Middle Georgia Regional Airport has a huge impact on the local economy, and theres potential for it to grow dramatically -- but that will require help from local officials and a renewed emphasis on technical education.
Thats what airport and economic development leaders told members of Macon City Council during an airport tour this week.
We all agree we need to maximize our use of a wonderful asset for all of central Georgia by making sure we equip the airport to attract the kinds of jobs we so desperately need, said Councilman Rick Hutto via e-mail. He said all five members of the City Councils Public Properties Committee, of which he is chairman, went on the tour along with Council President James Timley and council members Henry Gibson and Beverly K. Olson.
A 2011 study by CDM Smith for the state Department of Transportation found that Middle Georgia Regional Airport is directly or indirectly responsible for 1,925 local jobs, with a total economic impact of $198.5 million a year. Thats fourth-largest in the state, behind Hartsfield-Jackson Atlanta International, Savannah-Hilton Head International and Augusta Regional at Bush Field.
Middle Georgia Regional Airport is fourth in total output, third in total jobs and salaries, and we have very, very little -- virtually no -- commercial air service, airport manager Doug Faour said.
Those numbers clearly show the airports strength is in skilled maintenance operations, he said.
Weve got three major companies. Most airports would kill just to have one, Faour said.
Bombardier, Boeing and Timco provide about 1,000 jobs at the airport itself and have numerous suppliers throughout the state, said Pat Topping, senior vice president of the Macon Economic Development Commission.
Boeing alone buys from about 100 Georgia firms, he said.
A good majority of those are located here in Middle Georgia, Topping said.
But to attract similar businesses, more sites near the airport need to be made ready with access and infrastructure, he said. Theres only one parcel now ready for development, even as officials are talking with four possible tenants, Topping said.
Three of those need direct access, one of them does not, he said. I have presented the same site to those three prospects.
Hutto said council members assured Topping they would do everything in our power to prepare more development sites.
Along with that, there should be a concerted effort to steer local youths into technical training for those well-paying aerospace jobs, Topping said.
Faour said some council members asked about extending the 6,500-foot main runway to 8,000 feet, big enough for jumbo cargo planes. A master plan for the next five years, now under development, will provide data to help convince federal officials to fund that multimillion-dollar project, he said.
We should have funded that prior to funding the Second Street Corridor, Timley argues.
He said Mayor Robert Reicherts plan to redevelop Second Street as a pedestrian-friendly boulevard, slated to get $8 million in sales tax money, wont yield financial benefits as quickly as airport expansion would.
FedEx began air cargo operations at the airport in early 2012, and the city budget projects a dramatic increase in air cargo over the next year due to the expansion of Savannahs seaport.
In the coming year about $1.1 million in state and federal money is expected to be used for the master plan, runway improvements and other facility work, according to the city budget.
A new round of bids for federally-subsidized passenger service will be in Jan. 31. Faour said hes optimistic that will result in flights to more than just Atlanta.
If it pans out in our favor, we believe that Macon can grow its commercial air service back to some pretty decent numbers, like we were in the early 2000s, he said.
In 2012 only three passengers a day, on average, used GeorgiaSkies flights to or from Atlanta.

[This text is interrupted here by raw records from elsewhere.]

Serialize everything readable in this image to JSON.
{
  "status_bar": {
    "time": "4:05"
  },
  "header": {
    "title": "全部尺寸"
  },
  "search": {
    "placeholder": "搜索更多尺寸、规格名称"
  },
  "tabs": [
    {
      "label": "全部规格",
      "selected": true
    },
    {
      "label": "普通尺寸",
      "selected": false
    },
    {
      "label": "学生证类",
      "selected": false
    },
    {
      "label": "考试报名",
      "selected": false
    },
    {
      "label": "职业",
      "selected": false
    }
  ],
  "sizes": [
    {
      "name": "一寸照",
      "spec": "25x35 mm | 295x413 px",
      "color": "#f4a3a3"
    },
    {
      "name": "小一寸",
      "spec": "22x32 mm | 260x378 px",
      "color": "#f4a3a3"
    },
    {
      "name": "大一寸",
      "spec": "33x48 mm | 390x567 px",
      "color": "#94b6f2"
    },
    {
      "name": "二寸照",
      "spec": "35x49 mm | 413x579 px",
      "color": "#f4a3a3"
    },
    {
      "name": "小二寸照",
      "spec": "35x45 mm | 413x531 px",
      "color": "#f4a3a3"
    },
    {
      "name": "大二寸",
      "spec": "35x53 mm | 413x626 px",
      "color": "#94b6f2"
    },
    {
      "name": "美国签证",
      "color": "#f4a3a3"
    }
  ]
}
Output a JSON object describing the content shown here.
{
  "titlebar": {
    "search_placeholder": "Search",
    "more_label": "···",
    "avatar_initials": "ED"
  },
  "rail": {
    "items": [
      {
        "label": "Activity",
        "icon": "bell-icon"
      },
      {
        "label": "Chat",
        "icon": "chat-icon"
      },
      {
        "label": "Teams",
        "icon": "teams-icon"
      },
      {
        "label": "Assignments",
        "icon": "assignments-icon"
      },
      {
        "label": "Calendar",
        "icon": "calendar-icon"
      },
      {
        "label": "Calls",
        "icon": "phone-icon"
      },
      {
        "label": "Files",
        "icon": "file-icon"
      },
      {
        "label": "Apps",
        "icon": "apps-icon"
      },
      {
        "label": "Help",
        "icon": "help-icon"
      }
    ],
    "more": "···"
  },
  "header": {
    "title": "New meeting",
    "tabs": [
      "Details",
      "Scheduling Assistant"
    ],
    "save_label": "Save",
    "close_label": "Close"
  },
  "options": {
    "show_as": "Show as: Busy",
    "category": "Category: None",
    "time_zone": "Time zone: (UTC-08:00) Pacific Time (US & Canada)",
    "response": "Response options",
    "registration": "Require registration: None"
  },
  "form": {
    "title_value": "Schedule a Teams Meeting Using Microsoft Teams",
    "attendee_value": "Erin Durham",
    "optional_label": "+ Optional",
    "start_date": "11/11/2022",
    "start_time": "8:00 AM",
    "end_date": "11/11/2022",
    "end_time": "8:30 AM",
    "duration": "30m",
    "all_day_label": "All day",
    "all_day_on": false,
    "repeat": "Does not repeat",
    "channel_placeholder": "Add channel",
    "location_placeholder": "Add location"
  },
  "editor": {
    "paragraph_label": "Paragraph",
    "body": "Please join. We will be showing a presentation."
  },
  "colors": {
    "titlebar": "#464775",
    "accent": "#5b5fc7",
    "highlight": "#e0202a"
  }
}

Unless that rises to at least 10 per day, Macon could lose the subsidy, which has ranged as high as $1.95 million per year and is paid to an airline providing passenger service from the airport.
To contact writer Jim Gaines call 744-4489.